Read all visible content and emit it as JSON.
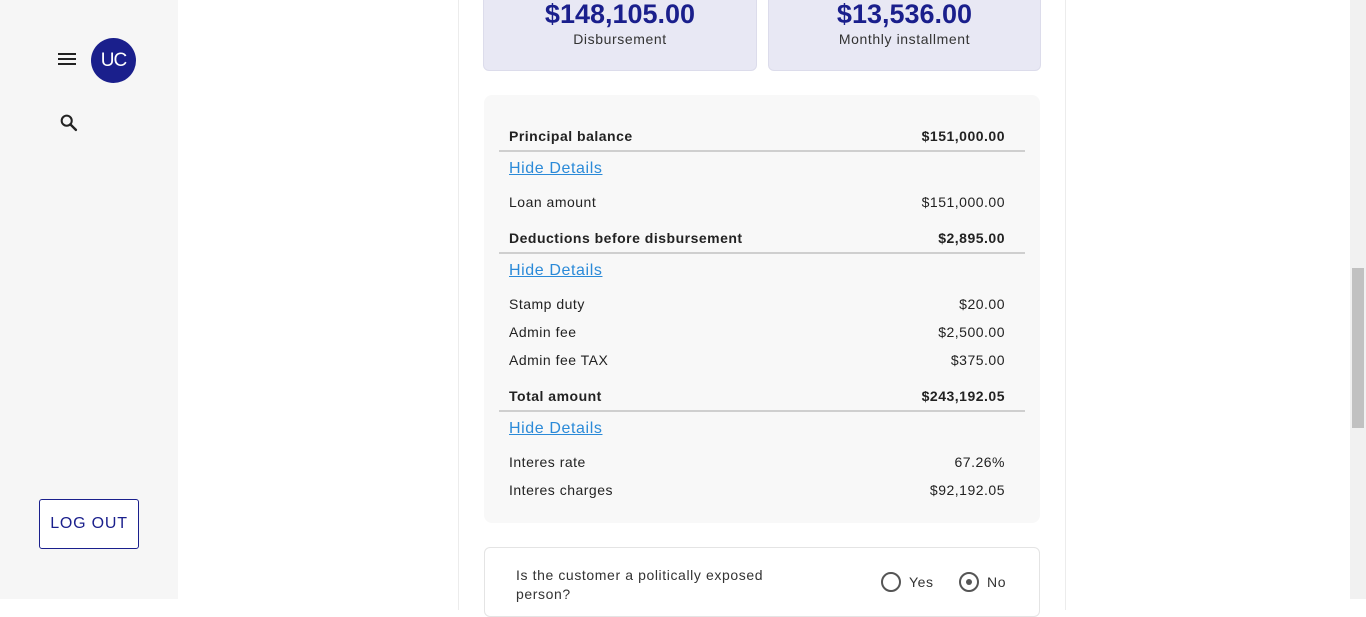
{
  "sidebar": {
    "avatar_initials": "UC",
    "logout_label": "LOG OUT"
  },
  "summary": {
    "disbursement_value": "$148,105.00",
    "disbursement_label": "Disbursement",
    "installment_value": "$13,536.00",
    "installment_label": "Monthly installment"
  },
  "details": {
    "principal": {
      "label": "Principal balance",
      "value": "$151,000.00",
      "toggle": "Hide Details",
      "items": [
        {
          "label": "Loan amount",
          "value": "$151,000.00"
        }
      ]
    },
    "deductions": {
      "label": "Deductions before disbursement",
      "value": "$2,895.00",
      "toggle": "Hide Details",
      "items": [
        {
          "label": "Stamp duty",
          "value": "$20.00"
        },
        {
          "label": "Admin fee",
          "value": "$2,500.00"
        },
        {
          "label": "Admin fee TAX",
          "value": "$375.00"
        }
      ]
    },
    "total": {
      "label": "Total amount",
      "value": "$243,192.05",
      "toggle": "Hide Details",
      "items": [
        {
          "label": "Interes rate",
          "value": "67.26%"
        },
        {
          "label": "Interes charges",
          "value": "$92,192.05"
        }
      ]
    }
  },
  "pep_question": {
    "text": "Is the customer a politically exposed person?",
    "yes_label": "Yes",
    "no_label": "No",
    "selected": "No"
  }
}
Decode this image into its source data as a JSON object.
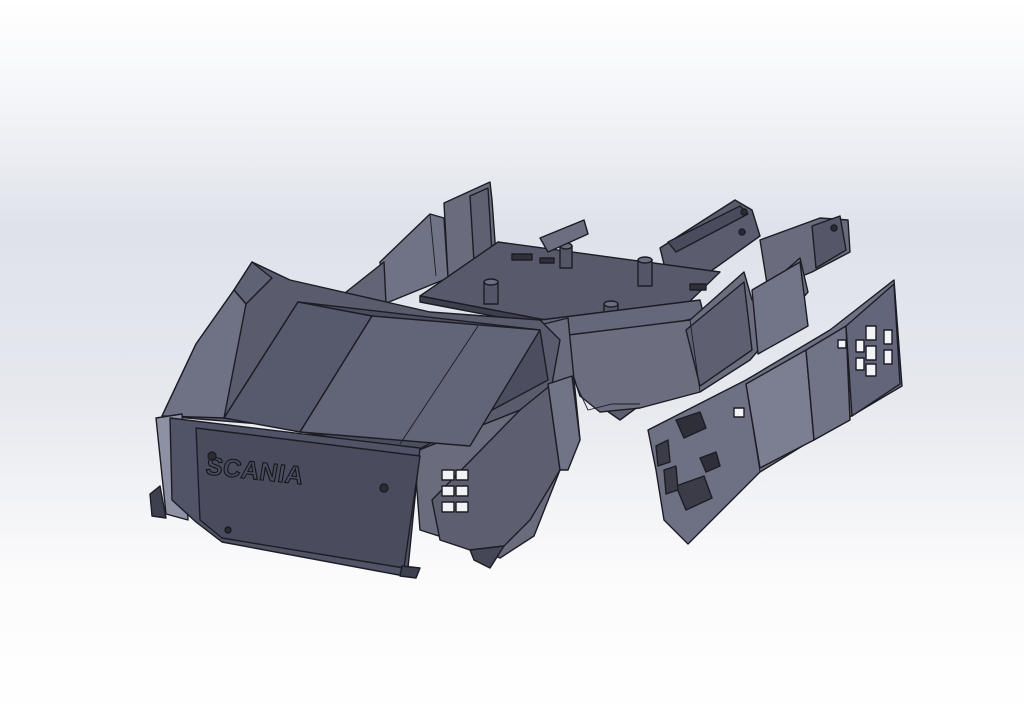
{
  "viewport": {
    "background_top": "#ffffff",
    "background_mid": "#dfe2ea",
    "background_bottom": "#ffffff"
  },
  "model": {
    "logo_text": "SCANIA",
    "colors": {
      "body_dark": "#4e5061",
      "body_mid": "#5b5d6f",
      "body_light": "#777a8c",
      "highlight": "#a6a8ba",
      "edge": "#1c1d24"
    }
  }
}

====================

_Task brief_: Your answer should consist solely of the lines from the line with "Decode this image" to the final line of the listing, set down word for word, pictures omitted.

_Result of the exercise_:
Decode this image into its source data as a JSON object.
{
  "viewport": {
    "background_top": "#ffffff",
    "background_mid": "#dfe2ea",
    "background_bottom": "#ffffff"
  },
  "model": {
    "logo_text": "SCANIA",
    "colors": {
      "body_dark": "#4e5061",
      "body_mid": "#5b5d6f",
      "body_light": "#777a8c",
      "highlight": "#a6a8ba",
      "edge": "#1c1d24"
    }
  }
}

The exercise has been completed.